Meghan Hanrahan, a fourth grade math teacher in Orlando, Florida, returned to in-person classes last Friday. She said she knows if any of her students get COVID-19, she’ll get it too.
“I look at a student who is just looking through me. I can tell … he’s not understanding and I’m not going to let him struggle,” she told ABC News’ “Start Here.” “I’m going to go over to him and help him and manipulate his hand … on a place value chart, for example, and show him these things. … You can’t do that without really touching or being in contact with their belongings.”
Hanrahan, who spoke with ABC News in July, said older teachers told her they were organizing their wills in preparation for a return to in-person schooling.
“That should not be something that we would have to think of as a back-to-school chore,” she said in the interview.
“We’ve already been asked as teachers to basically jump in front of bullets in the case of an assailant,” she added. “I’m also going to take on the responsibility of protecting the health of your kid … the thought of going back to school triggers a hundred other thoughts that there are no solutions to.”
This week, she’s adjusting to an entirely foreign routine.
Normally set up in rotating pods, her 12 students are now spaced about 3 feet from each other, their desks staggered forward and backward. Hanrahan normally keeps a bin of sharpened pencils available for her students, but now she stocks mechanical pencils so her students won’t share the communal sharpener.
“When we break for lunch and recess, I wipe down the desks and the chairs, even though the same student is coming back to the same desk and chair. I clean up my area,” she said. “The custodial staff cleans the doorknobs and the doors and the commonly touched things every day. The students get hand sanitizer any time they leave or enter the room — the school building, the cafeteria, anything. I’ve gone through half a bottle of hand sanitizer in [the] few days that we’ve been back face-to-face already.”
While students’ families have been told that wearing masks at school is mandatory, Hanrahan says it’s a difficult policy to enforce.

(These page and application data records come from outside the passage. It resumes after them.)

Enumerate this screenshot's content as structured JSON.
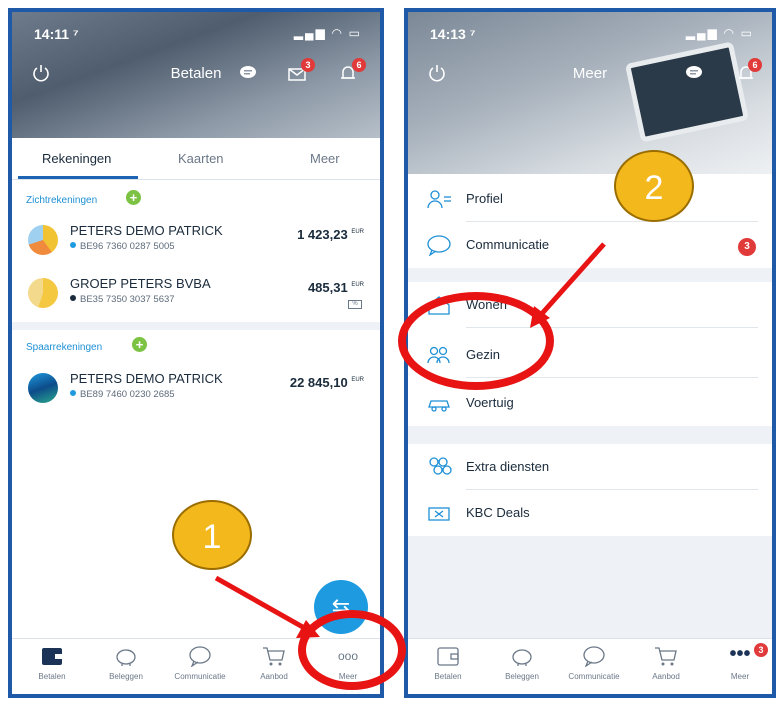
{
  "left": {
    "status_time": "14:11 ⁷",
    "header_title": "Betalen",
    "notif_badge_1": "3",
    "notif_badge_2": "6",
    "tabs": [
      "Rekeningen",
      "Kaarten",
      "Meer"
    ],
    "section_current": "Zichtrekeningen",
    "section_savings": "Spaarrekeningen",
    "accounts": [
      {
        "name": "PETERS DEMO PATRICK",
        "iban": "BE96 7360 0287 5005",
        "amount": "1 423,23",
        "currency": "EUR"
      },
      {
        "name": "GROEP PETERS BVBA",
        "iban": "BE35 7350 3037 5637",
        "amount": "485,31",
        "currency": "EUR"
      },
      {
        "name": "PETERS DEMO PATRICK",
        "iban": "BE89 7460 0230 2685",
        "amount": "22 845,10",
        "currency": "EUR"
      }
    ],
    "nav": [
      "Betalen",
      "Beleggen",
      "Communicatie",
      "Aanbod",
      "Meer"
    ],
    "more_dots": "ooo"
  },
  "right": {
    "status_time": "14:13 ⁷",
    "header_title": "Meer",
    "notif_badge": "6",
    "menu": [
      {
        "label": "Profiel"
      },
      {
        "label": "Communicatie",
        "badge": "3"
      },
      {
        "label": "Wonen"
      },
      {
        "label": "Gezin"
      },
      {
        "label": "Voertuig"
      },
      {
        "label": "Extra diensten"
      },
      {
        "label": "KBC Deals"
      }
    ],
    "nav": [
      "Betalen",
      "Beleggen",
      "Communicatie",
      "Aanbod",
      "Meer"
    ],
    "nav_badge": "3"
  },
  "annotations": {
    "step1": "1",
    "step2": "2"
  },
  "colors": {
    "frame": "#1e5aa8",
    "accent": "#1e9be0",
    "callout": "#f3b81c",
    "ring": "#e81313",
    "badge": "#e03a3a",
    "plus": "#7cc243"
  }
}
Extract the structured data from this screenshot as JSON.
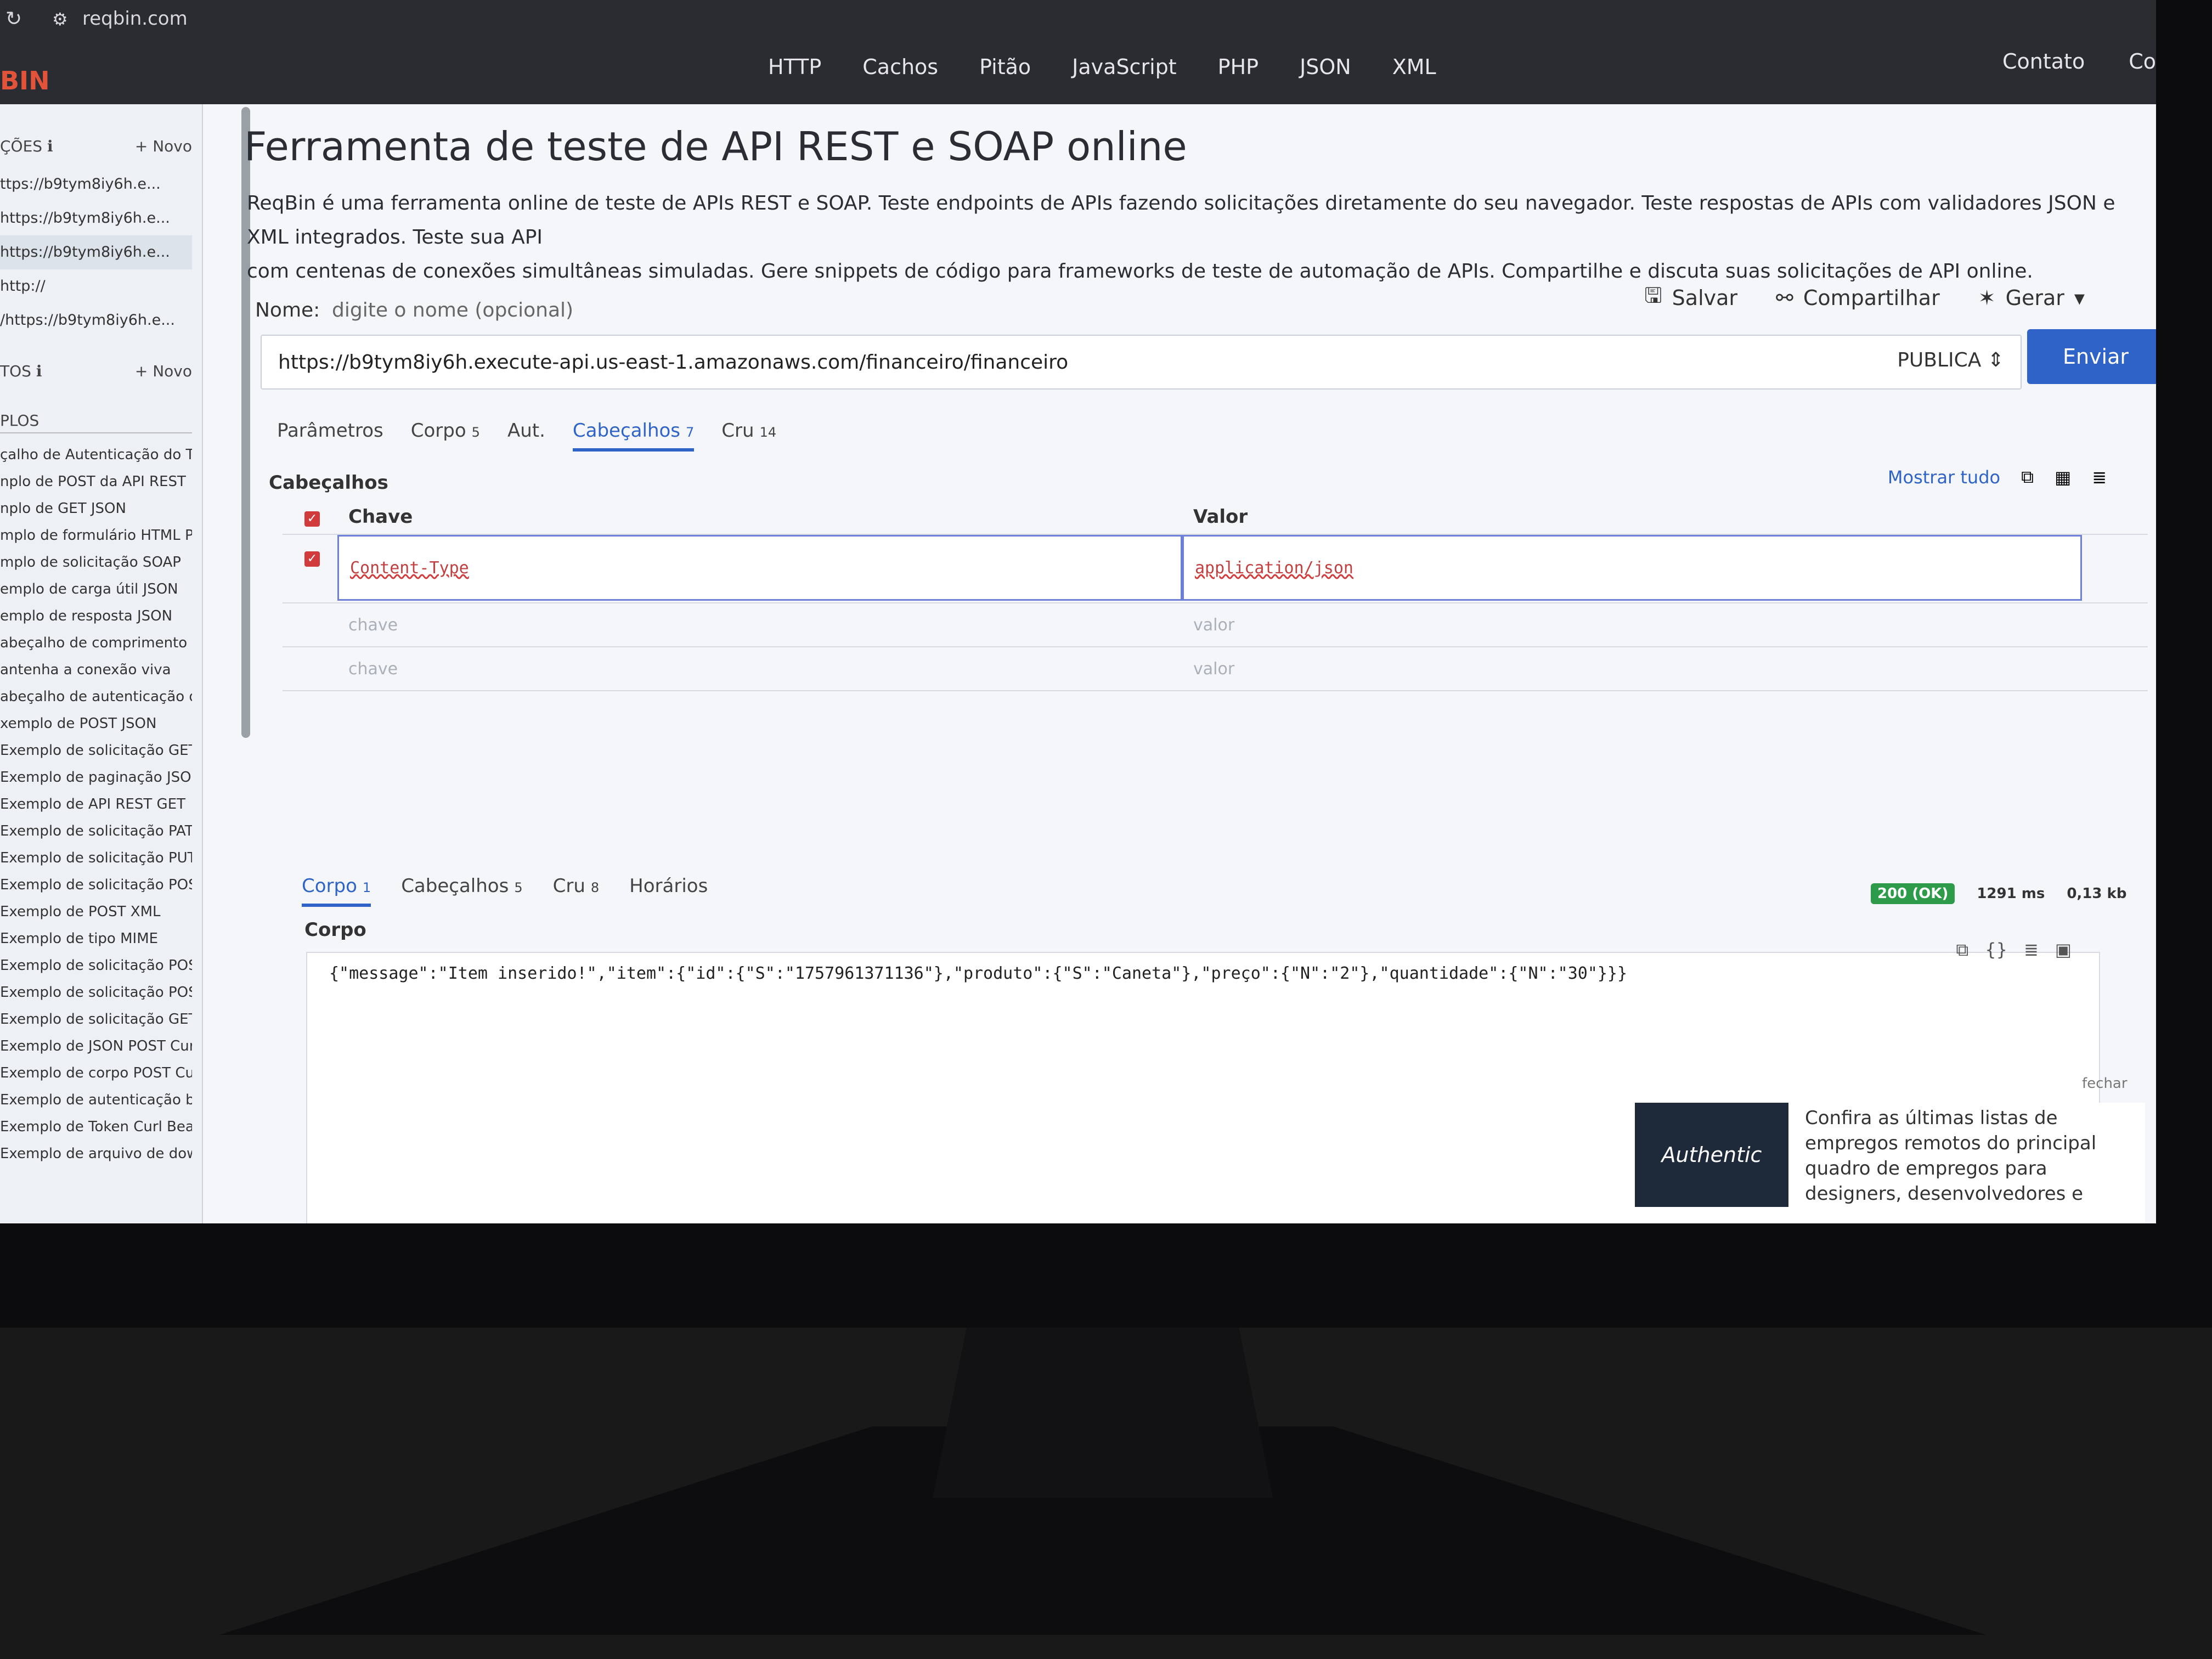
{
  "browser": {
    "url": "reqbin.com"
  },
  "nav": {
    "logo": "BIN",
    "links": [
      "HTTP",
      "Cachos",
      "Pitão",
      "JavaScript",
      "PHP",
      "JSON",
      "XML"
    ],
    "right": [
      "Contato",
      "Co"
    ]
  },
  "sidebar": {
    "collections_head": "ÇÕES ℹ",
    "new1": "+ Novo",
    "history": [
      "ttps://b9tym8iy6h.e...",
      "https://b9tym8iy6h.e...",
      "https://b9tym8iy6h.e...",
      "http://",
      "/https://b9tym8iy6h.e..."
    ],
    "saved_head": "TOS ℹ",
    "new2": "+ Novo",
    "examples_head": "PLOS",
    "examples": [
      "çalho de Autenticação do Toke",
      "nplo de POST da API REST",
      "nplo de GET JSON",
      "mplo de formulário HTML POST",
      "mplo de solicitação SOAP",
      "emplo de carga útil JSON",
      "emplo de resposta JSON",
      "abeçalho de comprimento de con",
      "antenha a conexão viva",
      "abeçalho de autenticação do toke",
      "xemplo de POST JSON",
      "Exemplo de solicitação GET",
      "Exemplo de paginação JSON",
      "Exemplo de API REST GET",
      "Exemplo de solicitação PATCH",
      "Exemplo de solicitação PUT",
      "Exemplo de solicitação POST",
      "Exemplo de POST XML",
      "Exemplo de tipo MIME",
      "Exemplo de solicitação POST da AP",
      "Exemplo de solicitação POST Curl",
      "Exemplo de solicitação GET Curl",
      "Exemplo de JSON POST Curl",
      "Exemplo de corpo POST Curl",
      "Exemplo de autenticação básica Cu",
      "Exemplo de Token Curl Bearer",
      "Exemplo de arquivo de download d"
    ]
  },
  "page": {
    "title": "Ferramenta de teste de API REST e SOAP online",
    "desc1": "ReqBin é uma ferramenta online de teste de APIs REST e SOAP. Teste endpoints de APIs fazendo solicitações diretamente do seu navegador. Teste respostas de APIs com validadores JSON e XML integrados. Teste sua API",
    "desc2": "com centenas de conexões simultâneas simuladas. Gere snippets de código para frameworks de teste de automação de APIs. Compartilhe e discuta suas solicitações de API online."
  },
  "request": {
    "name_label": "Nome:",
    "name_placeholder": "digite o nome (opcional)",
    "save": "Salvar",
    "share": "Compartilhar",
    "generate": "Gerar",
    "url": "https://b9tym8iy6h.execute-api.us-east-1.amazonaws.com/financeiro/financeiro",
    "method": "PUBLICA ⇕",
    "send": "Enviar",
    "tabs": [
      {
        "label": "Parâmetros",
        "count": ""
      },
      {
        "label": "Corpo",
        "count": "5"
      },
      {
        "label": "Aut.",
        "count": ""
      },
      {
        "label": "Cabeçalhos",
        "count": "7"
      },
      {
        "label": "Cru",
        "count": "14"
      }
    ],
    "headers_title": "Cabeçalhos",
    "show_all": "Mostrar tudo",
    "col_key": "Chave",
    "col_value": "Valor",
    "header_key": "Content-Type",
    "header_value": "application/json",
    "key_placeholder": "chave",
    "value_placeholder": "valor"
  },
  "response": {
    "tabs": [
      {
        "label": "Corpo",
        "count": "1"
      },
      {
        "label": "Cabeçalhos",
        "count": "5"
      },
      {
        "label": "Cru",
        "count": "8"
      },
      {
        "label": "Horários",
        "count": ""
      }
    ],
    "status": "200 (OK)",
    "time": "1291 ms",
    "size": "0,13 kb",
    "body_title": "Corpo",
    "body": "{\"message\":\"Item inserido!\",\"item\":{\"id\":{\"S\":\"1757961371136\"},\"produto\":{\"S\":\"Caneta\"},\"preço\":{\"N\":\"2\"},\"quantidade\":{\"N\":\"30\"}}}",
    "close": "fechar"
  },
  "ad": {
    "brand": "Authentic",
    "text": "Confira as últimas listas de empregos remotos do principal quadro de empregos para designers, desenvolvedores e"
  },
  "colors": {
    "accent": "#2f63c7",
    "ok": "#2e9b4a",
    "logo": "#e2533a"
  }
}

“Once they are in a larger group, for example, at recess … they can take it off, but they have to be spaced out,” she explained. “You know, right when you get outside, we’re in central Florida in August. So they’re pretty warm. They take off their mask and then, you know, they’re just magnets. They’re children.”
Hanrahan said despite the new policies, preparations in her community were left until the last moment. She said she believes the school ultimately will return to virtual learning.
“I think time has greatly been wasted. This was happening all summer. All summer, we knew that school was supposed to start at this time in August,” she said. “How some counties could figure [out] how to give their teachers two weeks worth of planning, but Orange County couldn’t? … I think there was poor planning. Yes, big time.”
Even a month ago, Hanrahan told ABC News these conversations were being had too late.
“We are too late to even be asking any of these questions,” she said in July. “Things should have been decided long ago to give teachers, parents, families, administration plenty of time to actually try and find solutions to all of these problems.”
Hanrahan said she’s “so not” comfortable with in-person teaching. When asked by her principal, she said she preferred virtual teaching but was told to report to class anyway.
“I told my parents who live in South Florida … hopefully, maybe, I’ll see them Thanksgiving or Christmas. I just don’t feel comfortable after being exposed to my students and the other staff members at school to then, you know, see them,” she said. “[It’s] a sacrifice that I, you know, am basically forced to make.”
ABC News’ Brad Mielke contributed to this report.
This report was featured in the Tuesday, August 25, 2020, episode of “Start Here,” ABC News’ daily news podcast.
“Start Here” offers a straightforward look at the day’s top stories in 20 minutes. Listen for free every weekday on Apple Podcasts, Google Podcasts, Spotify, the ABC News app or wherever you get your podcasts.